Old guys like me remember saving files to 8 1/2" floppy disks. You always had to save a file twice, on two different disks, so that if one disk went bad (and floppies went bad with discouraging regularity), you could retrieve the data from the other.
Of course, hard drives came along. These were much more rugged than floppies, and didn't fail all that often. And people got out of the habit of backing up files.
But hard drives do fail. Not often, but it only takes once. And that's worse than a failed floppy, which might have only held 10 files. If you don't back up, everything is lost.
I recently got a question about saving files from a student whose hard drive failed. And I had to tell him there was little I can do.
So, even if hard drive failures are rare, it's vital to back up data in the off chance that you have one.
In the past, I have mentioned Mozy. It's a simple way to automatically back up your data. The free version has limited storage, but it's plenty for your papers and other documents.

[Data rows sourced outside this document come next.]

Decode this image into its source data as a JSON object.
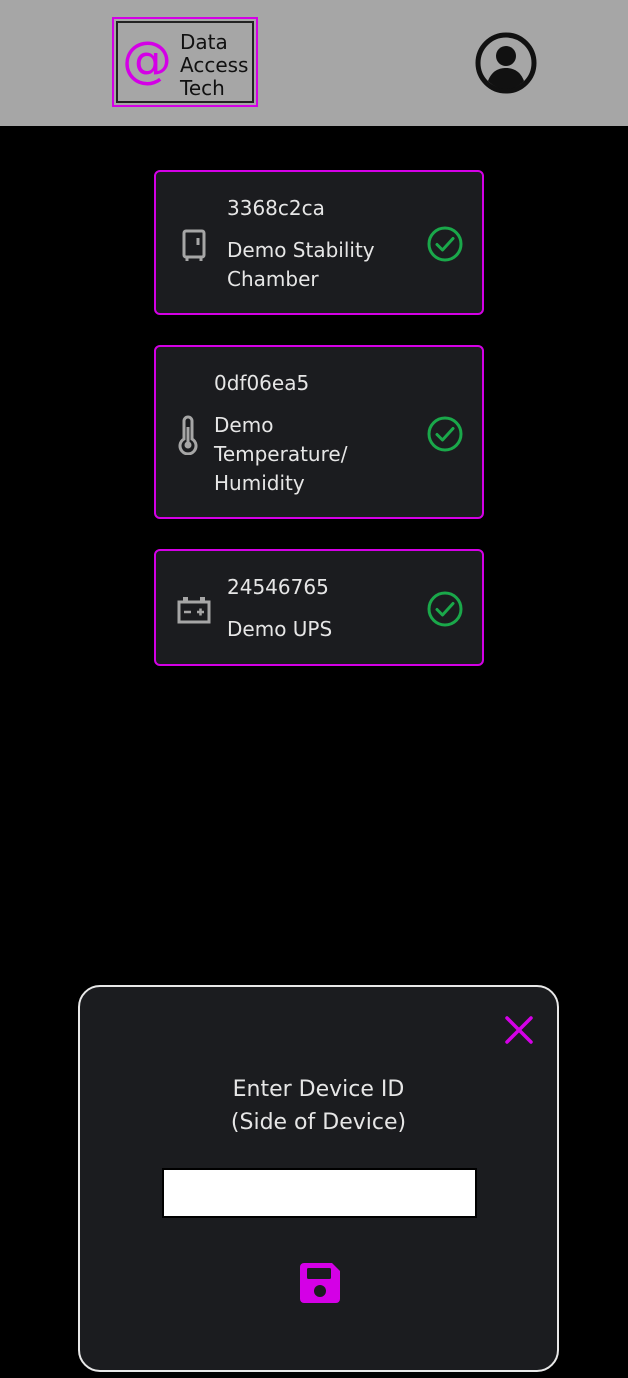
{
  "header": {
    "logo": {
      "at_symbol": "@",
      "lines": [
        "Data",
        "Access",
        "Tech"
      ]
    },
    "profile_icon": "user-circle-icon"
  },
  "devices": [
    {
      "id": "3368c2ca",
      "name": "Demo Stability\nChamber",
      "icon": "refrigerator-icon",
      "status_icon": "check-circle-icon",
      "status": "ok"
    },
    {
      "id": "0df06ea5",
      "name": "Demo\nTemperature/\nHumidity",
      "icon": "thermometer-icon",
      "status_icon": "check-circle-icon",
      "status": "ok"
    },
    {
      "id": "24546765",
      "name": "Demo UPS",
      "icon": "battery-icon",
      "status_icon": "check-circle-icon",
      "status": "ok"
    }
  ],
  "modal": {
    "title_line1": "Enter Device ID",
    "title_line2": "(Side of Device)",
    "input_value": "",
    "input_placeholder": "",
    "close_icon": "close-icon",
    "save_icon": "save-icon"
  },
  "colors": {
    "accent": "#d400e6",
    "header_bg": "#a6a6a6",
    "card_bg": "#1b1c1f",
    "status_ok": "#1aa84a",
    "icon_gray": "#a6a6a6"
  }
}
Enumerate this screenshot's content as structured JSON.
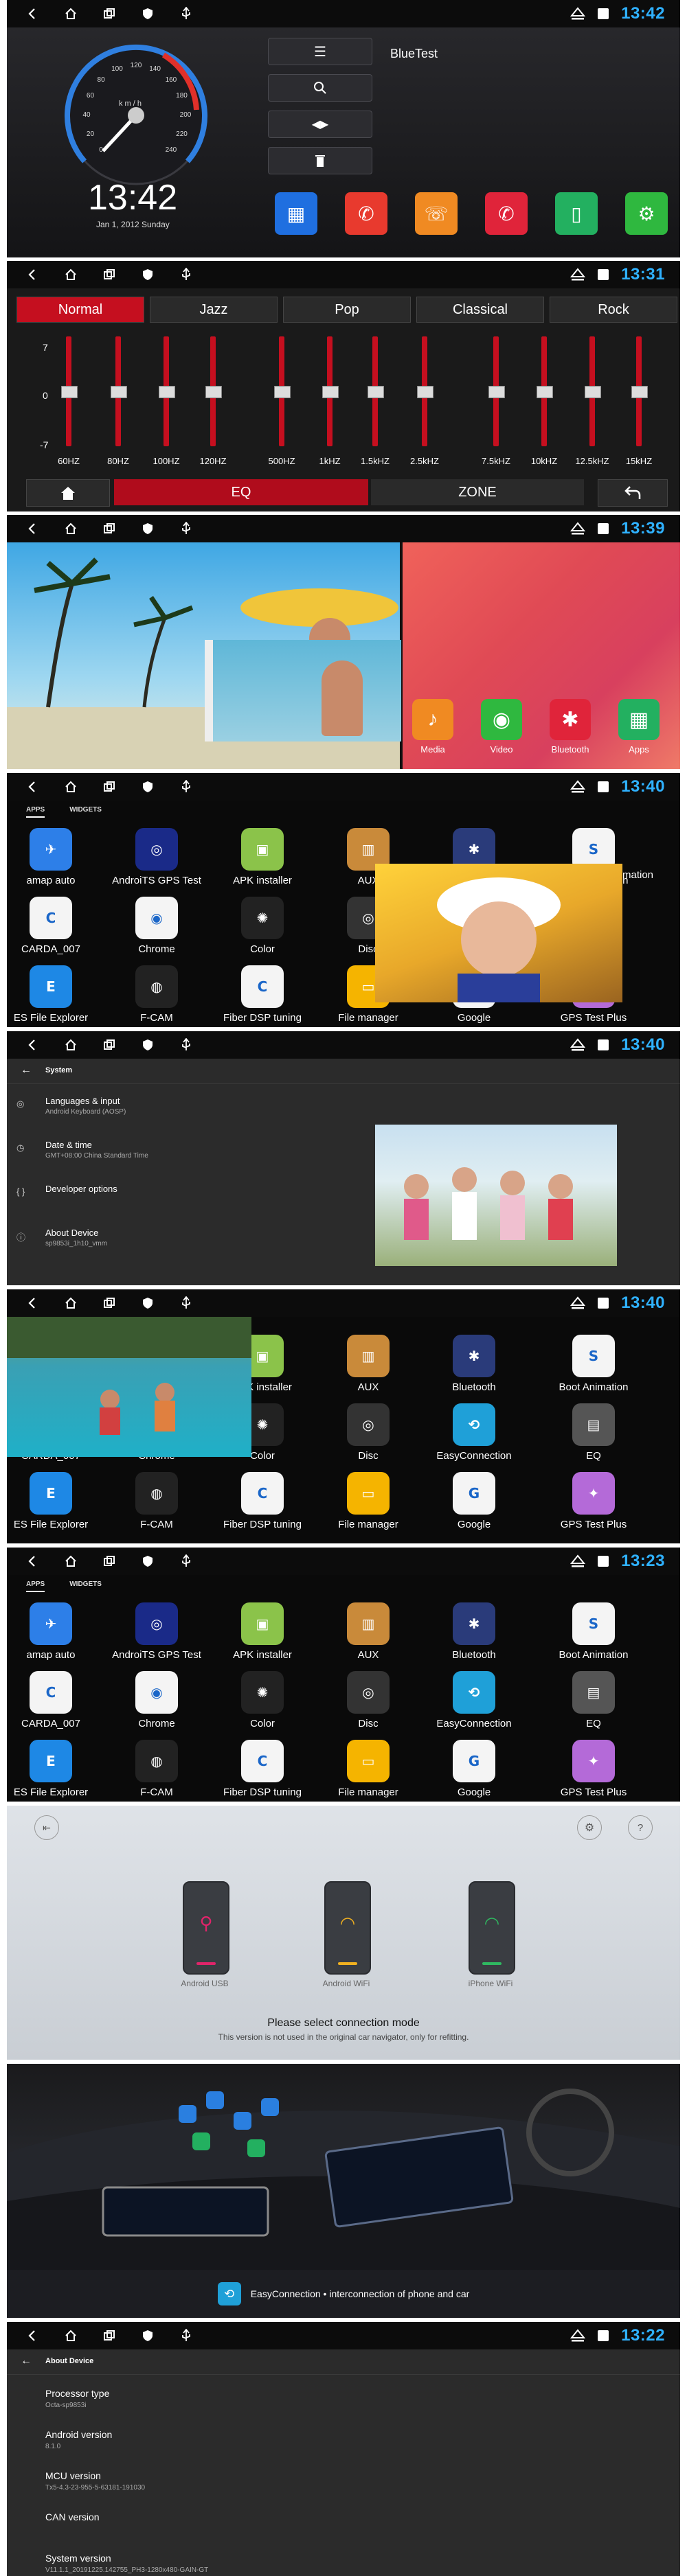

If you want back up pictures, use Picasa or flickr or another online picture sharing service (some come with your digital camera). When you upload pictures to share, you are also backing them up, so you win in two ways.
And to be even safe, put your most important file on some additional service. We saw this week how Ruckus collapsed; the same thing can happen to the place where you're storing your data. If Mozy goes under, you can use another option. I've been trying out Mediafire, but there are many other free file hosting services.
It's best to prepare, so if the worst happens, you can recover as much as possible.